Hospital, beginning on Oct. 1, under the auspices of theInstitute of Psychiatry. Further particulars may be obtainedfrom the secretary of the institute, Maudsley Hospital,Denmark Hill, London, S.E.5.

NAPT Essay PrizeThe National Association for the Prevention of Tuber-

culosis have awarded their prize of 100 guineas for an essayon the control of tuberculosis in the United Kingdom, bya chest physician of not more than ten years’ standing, toDr. W. H. Tattersall. Dr. P. G. Arblaster and Dr. M. B. Paulwere placed second and third in the competition.

Queen Elizabeth Hospital for ChildrenIt is proposed to hold a dinner in London early in October

in honour of Dr. E. Bellingham Smith, who is retiring after44 years’ association with this hospital. Further particularsmay be had from Dr. M. P. B. Reid, Queen Elizabeth Hospitalfor Children, Hackney Road, London, E.2.

Royal Institute of Public Health and HygieneProf. Wilson Smith, F.R.S., has been appointed Bengue

lecturer for 1951. He has chosen as his subject InfluenzaVirus Research and its Biological Implications, and he willdeliver his discourse at the institute, 28, Portland Place,London, W.1, on Wednesday, Sept. 19, at 3 P.M.
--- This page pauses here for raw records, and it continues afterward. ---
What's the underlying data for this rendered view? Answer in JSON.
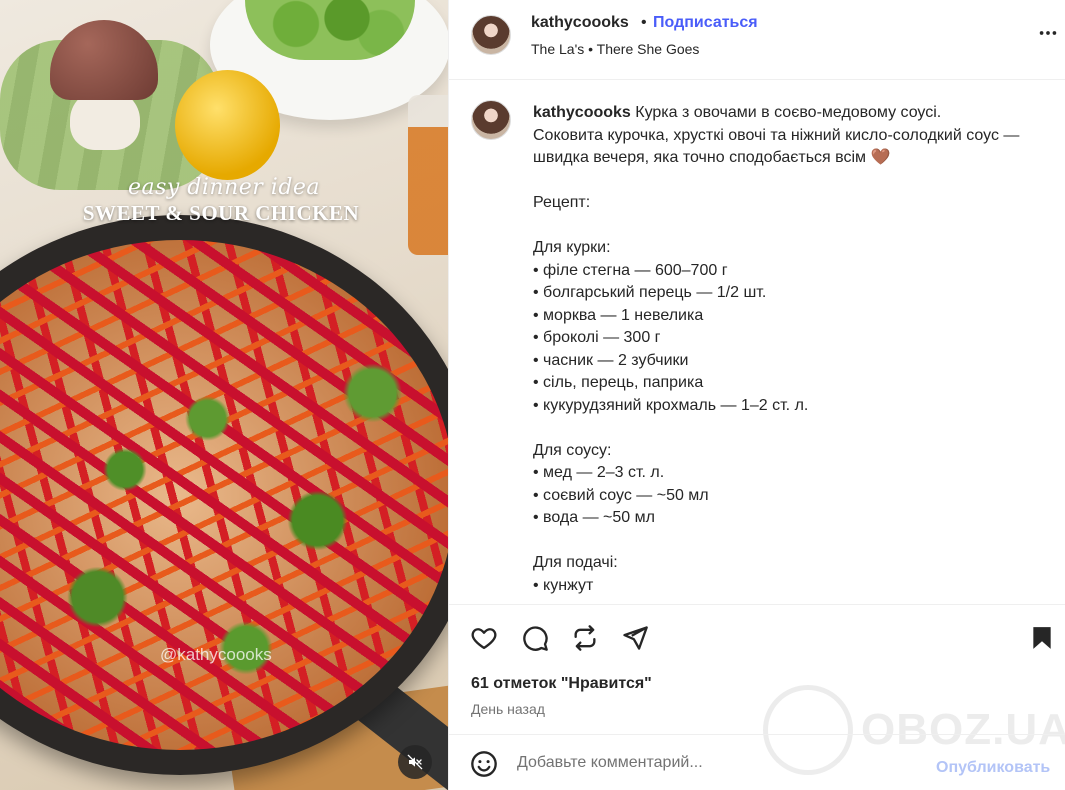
{
  "media": {
    "caption_line1": "easy dinner idea",
    "caption_line2": "SWEET & SOUR CHICKEN",
    "watermark": "@kathycoooks",
    "mute_icon": "speaker-muted-icon"
  },
  "header": {
    "username": "kathycoooks",
    "separator": "•",
    "follow_label": "Подписаться",
    "music": "The La's • There She Goes",
    "more_icon": "more-horizontal-icon"
  },
  "post": {
    "author": "kathycoooks",
    "text": "Курка з овочами в соєво-медовому соусі.\nСоковита курочка, хрусткі овочі та ніжний кисло-солодкий соус — швидка вечеря, яка точно сподобається всім 🤎\n\nРецепт:\n\nДля курки:\n• філе стегна — 600–700 г\n• болгарський перець — 1/2 шт.\n• морква — 1 невелика\n• броколі — 300 г\n• часник — 2 зубчики\n• сіль, перець, паприка\n• кукурудзяний крохмаль — 1–2 ст. л.\n\nДля соусу:\n• мед — 2–3 ст. л.\n• соєвий соус — ~50 мл\n• вода — ~50 мл\n\nДля подачі:\n• кунжут"
  },
  "actions": {
    "icons": [
      "heart-icon",
      "comment-icon",
      "repost-icon",
      "share-icon",
      "bookmark-icon"
    ],
    "likes": "61 отметок \"Нравится\"",
    "time": "День назад"
  },
  "watermark_site": "OBOZ.UA",
  "comment_box": {
    "placeholder": "Добавьте комментарий...",
    "publish_label": "Опубликовать",
    "emoji_icon": "emoji-icon"
  },
  "colors": {
    "accent": "#4a5df9",
    "publish_disabled": "#b3c4f7",
    "text": "#262626",
    "muted": "#737373"
  }
}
Royal Institute of PhilosophyOn Friday, Oct. 12, at 5.15 P.M., Sir Henry Cohen, F.R.C.P.,

will deliver the Manson lecture at University Hall, 14, GordonSquare, London, W.C.1. He is to speak on the Status ofBrain in the Concept of Mind.

National Society for Cancer ReliefThe Book of Cancer Relief published by this society includes

an outline of the facilities now available under the CancerAct, 1939, and the National Health Service Acts for peoplesuffering from this disease. A list of homes that are pre-pared to receive cancer patients is also included. Copies(2s. 6d. each) may be obtained from the offices of the society,47, Victoria Street, London, S.W.1.

Since the last edition appeared in 1946 Medicine in Britainhas been changed, at least on the surface, by the NationalHealth Service Acts, and in his fourth edition Dr. Hugh Clegggives a lucid account of the new service backed by a tellingdiagram. The booklet (London: Longmans, Green & Co.

Pp. 63. 2s. 6d.) is the second of the British Council’s attractiveseries on British Life and Thought to appear in the pleasantnew cover appropriately dominated by the lion and theunicorn.

Births, Marriages, and Deaths

BIRTHS

STEER.-On Aug. 1, in London, the wife of Dr. Charles Steer—a daughter.

MARRIAGESHEATON—COLEMAN.—On July 27, in Bournemouth, John M.

Heaton, M.B., to Joy Louise Coleman.THURSBY-PELHAM—ROBINSON.—On July 4, at Nantwich, David

Cressett Thursby-Pelham, M.R.C.P., to Helen Gunn Robinson,M.B.

DEATHS

GELLERT.—On July 31, at South Petherton, Somerset, HarryHerbert Gellert, M.B. Edin.

MOSTYN.—On July 26, at Wembley Park, John Probert Mostyn,M.B. Lond., M.R.C.P., D.C.H., aged 27.

SCOTT.—On Aug. 3, Douglas Hay Scott, M.B. St. And., of Surbiton,Surrey.

SIMMONS.—On July 27, George Alan Simmons, M.R.C.S., of Newbury.WALKER.—On Aug. 5, at Torquay, Thomas Malcolm Walker,

M.R.C.S., aged 78.